I was raised to believe in God from childhood. I attended church nearly every Sunday, went to Bible school, and sang in the choir. Yet religion was never a really big part of my life.
There were times when I thought myself close to God. I often prayed to Him for guidance and strength in times of despair or for a wish in times of want. But I soon realized that this feeling of closeness soon evaporated when I was no longer begging God for something. I realized that even though I believed, I lacked faith.
I perceived the world to be a game in which God indulged in from time to time. He inspired people to write a Bible and somehow people were able to find faith within this Bible.
As I grew older and became more aware of the world, I believed more in God. I believed that there had to be a God to bring some order to the chaotic world. If there were no God, I believed the world would have ended in utter anarchy thousands of years ago. It was comfort to me to believe there was a supernatural force guiding and protecting man.
Children usually assume their religion from parents. I was no different. At the age of 12, I began to give in depth thinking to my spirituality. I realized there was a void in my life where a faith should be. Whenever I was in need or despair, I simply prayed to someone called Lord. But who was this Lord truly? I once asked my mother who to pray to, Jesus or God. Believing my mother to be right, I prayed to Jesus and to him I attributed all good things.
I have heard that religion cannot be argued. My friends and I tried to do this many times. I often had debates with my friends about Protestantism, Catholicism, and Judaism. Through these debates I searched within myself more and more and decided I should do something about my emptiness. And so at the age of 13, I began my search for truth.
Humankind is always in constant pursuit of knowledge or the truth. My search for truth could not be deemed as an active pursuit of knowledge. I continued having the debates, and I read the Bible more, but it did not really extend from this. During this period of time, my mother took notice of my behavior, and from then on I have been in a “religious phase.” My behavior was far from a phase. I simply shared my newly gained knowledge with my family. I learned about the beliefs, practices, and doctrines within Christianity and minimal beliefs and practices within Judaism.
A few months within my search, I realized that if I believe in Christianity I believed myself to be condemned to Hell. Not even considering the sins of my past, I was on a “one way road to Hell” as southern ministers tend to say. I could not believe all the teachings within Christianity. However, I did try.
I can remember many times being in church and fighting with myself during the Call to Discipleship. I was told that by simply confessing Jesus to be my Lord and Savior, I would be guaranteed eternal life in Heaven. I never did walk down the aisle to the pastor’s outstretched hands, and my reluctance even increased my fears of heading for Hell. During this time I was at unease. I often had alarming nightmares, and I felt very alone in the world.
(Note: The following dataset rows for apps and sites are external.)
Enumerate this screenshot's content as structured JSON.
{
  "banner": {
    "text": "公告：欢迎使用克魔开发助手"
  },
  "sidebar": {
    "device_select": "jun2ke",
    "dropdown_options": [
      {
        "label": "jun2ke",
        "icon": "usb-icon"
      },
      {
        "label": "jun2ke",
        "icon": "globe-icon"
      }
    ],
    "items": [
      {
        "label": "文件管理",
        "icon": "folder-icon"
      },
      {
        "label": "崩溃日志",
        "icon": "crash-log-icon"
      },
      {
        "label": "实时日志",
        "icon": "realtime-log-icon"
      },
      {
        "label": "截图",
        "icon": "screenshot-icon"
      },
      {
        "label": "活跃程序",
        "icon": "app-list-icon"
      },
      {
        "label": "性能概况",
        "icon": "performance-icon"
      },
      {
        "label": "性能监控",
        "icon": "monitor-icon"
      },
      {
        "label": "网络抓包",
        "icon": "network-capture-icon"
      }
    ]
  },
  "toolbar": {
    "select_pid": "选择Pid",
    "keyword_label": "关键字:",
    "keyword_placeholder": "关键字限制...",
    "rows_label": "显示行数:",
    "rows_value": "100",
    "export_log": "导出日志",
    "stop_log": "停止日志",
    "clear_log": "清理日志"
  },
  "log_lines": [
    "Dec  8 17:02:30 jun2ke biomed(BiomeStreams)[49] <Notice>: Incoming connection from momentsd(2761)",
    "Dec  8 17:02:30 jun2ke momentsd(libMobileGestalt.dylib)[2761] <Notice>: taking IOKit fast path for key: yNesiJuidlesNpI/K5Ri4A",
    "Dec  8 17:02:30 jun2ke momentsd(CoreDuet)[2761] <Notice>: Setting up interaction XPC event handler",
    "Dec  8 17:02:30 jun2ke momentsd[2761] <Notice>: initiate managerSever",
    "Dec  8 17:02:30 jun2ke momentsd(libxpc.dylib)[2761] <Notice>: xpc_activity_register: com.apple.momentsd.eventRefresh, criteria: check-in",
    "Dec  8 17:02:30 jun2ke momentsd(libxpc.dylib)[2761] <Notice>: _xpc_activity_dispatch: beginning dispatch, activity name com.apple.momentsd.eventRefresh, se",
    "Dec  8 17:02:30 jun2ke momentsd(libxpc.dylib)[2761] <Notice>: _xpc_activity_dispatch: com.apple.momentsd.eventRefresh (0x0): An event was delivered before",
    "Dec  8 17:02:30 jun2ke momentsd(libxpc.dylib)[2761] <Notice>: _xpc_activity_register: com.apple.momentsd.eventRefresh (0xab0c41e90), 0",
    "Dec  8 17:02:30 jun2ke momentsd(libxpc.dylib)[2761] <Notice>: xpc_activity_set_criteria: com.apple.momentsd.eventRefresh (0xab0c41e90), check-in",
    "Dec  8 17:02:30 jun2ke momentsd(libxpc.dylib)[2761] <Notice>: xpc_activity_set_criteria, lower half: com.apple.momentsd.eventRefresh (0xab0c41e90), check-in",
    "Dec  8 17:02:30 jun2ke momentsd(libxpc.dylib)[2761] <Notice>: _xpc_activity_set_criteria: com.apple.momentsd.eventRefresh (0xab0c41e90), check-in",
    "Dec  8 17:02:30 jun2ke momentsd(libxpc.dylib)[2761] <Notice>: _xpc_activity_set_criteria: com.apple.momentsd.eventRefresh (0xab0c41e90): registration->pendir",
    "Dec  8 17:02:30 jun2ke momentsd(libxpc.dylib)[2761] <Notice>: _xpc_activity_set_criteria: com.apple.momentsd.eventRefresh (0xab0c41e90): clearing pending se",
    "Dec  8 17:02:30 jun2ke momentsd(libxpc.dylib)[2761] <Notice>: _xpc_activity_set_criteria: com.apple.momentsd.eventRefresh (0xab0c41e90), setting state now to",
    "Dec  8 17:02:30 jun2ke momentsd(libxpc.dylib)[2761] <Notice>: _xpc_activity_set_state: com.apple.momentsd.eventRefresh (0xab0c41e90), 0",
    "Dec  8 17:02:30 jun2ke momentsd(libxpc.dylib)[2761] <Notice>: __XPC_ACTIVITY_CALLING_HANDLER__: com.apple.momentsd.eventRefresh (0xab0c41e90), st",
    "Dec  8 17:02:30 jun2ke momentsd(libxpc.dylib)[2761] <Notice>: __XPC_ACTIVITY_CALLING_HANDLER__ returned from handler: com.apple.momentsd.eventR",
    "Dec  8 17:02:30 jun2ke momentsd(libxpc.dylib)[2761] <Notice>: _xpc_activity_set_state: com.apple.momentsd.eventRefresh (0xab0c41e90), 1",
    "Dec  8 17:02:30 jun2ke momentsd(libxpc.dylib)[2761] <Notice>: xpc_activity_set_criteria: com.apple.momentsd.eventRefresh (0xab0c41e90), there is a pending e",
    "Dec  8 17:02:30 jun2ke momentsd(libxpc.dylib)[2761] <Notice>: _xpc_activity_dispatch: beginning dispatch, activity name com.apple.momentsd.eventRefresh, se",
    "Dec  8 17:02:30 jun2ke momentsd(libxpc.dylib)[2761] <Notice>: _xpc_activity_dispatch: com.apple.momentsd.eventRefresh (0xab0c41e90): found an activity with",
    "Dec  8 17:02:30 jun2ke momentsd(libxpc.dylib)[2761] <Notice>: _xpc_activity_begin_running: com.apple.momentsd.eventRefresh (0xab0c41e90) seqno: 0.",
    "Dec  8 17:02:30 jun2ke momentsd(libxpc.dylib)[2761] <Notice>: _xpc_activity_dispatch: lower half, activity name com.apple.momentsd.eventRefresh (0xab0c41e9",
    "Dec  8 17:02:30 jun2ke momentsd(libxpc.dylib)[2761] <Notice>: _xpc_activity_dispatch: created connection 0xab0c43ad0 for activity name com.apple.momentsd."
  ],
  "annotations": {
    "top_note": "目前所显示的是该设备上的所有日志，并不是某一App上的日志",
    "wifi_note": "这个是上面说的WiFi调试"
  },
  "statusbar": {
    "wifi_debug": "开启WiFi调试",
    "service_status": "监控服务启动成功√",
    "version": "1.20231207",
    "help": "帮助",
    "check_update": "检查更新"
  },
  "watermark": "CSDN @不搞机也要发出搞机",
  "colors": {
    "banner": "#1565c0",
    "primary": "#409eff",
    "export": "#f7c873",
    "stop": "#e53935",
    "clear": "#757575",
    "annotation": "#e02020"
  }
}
But not only did I lack belief but I had many questions that I posed to every knowledgeable Christian I could find and never really did receive a satisfactory answer. I was simply told things that confused me even more. I was told that I am trying to put logic to God and if I had faith I could simply believe and go to Heaven. Well, that was the problem: I did not have faith. I did not believe.
I did not really believe in anything. I did believe there was a God and that Jesus was his son sent to save humankind. That was it. My questions and reasoning did, however, exceed my beliefs.
The questions went on and on. My perplexity increased. My uncertainty increased. For fifteen years I had blindly followed a faith simply because it was the faith of my parents.ش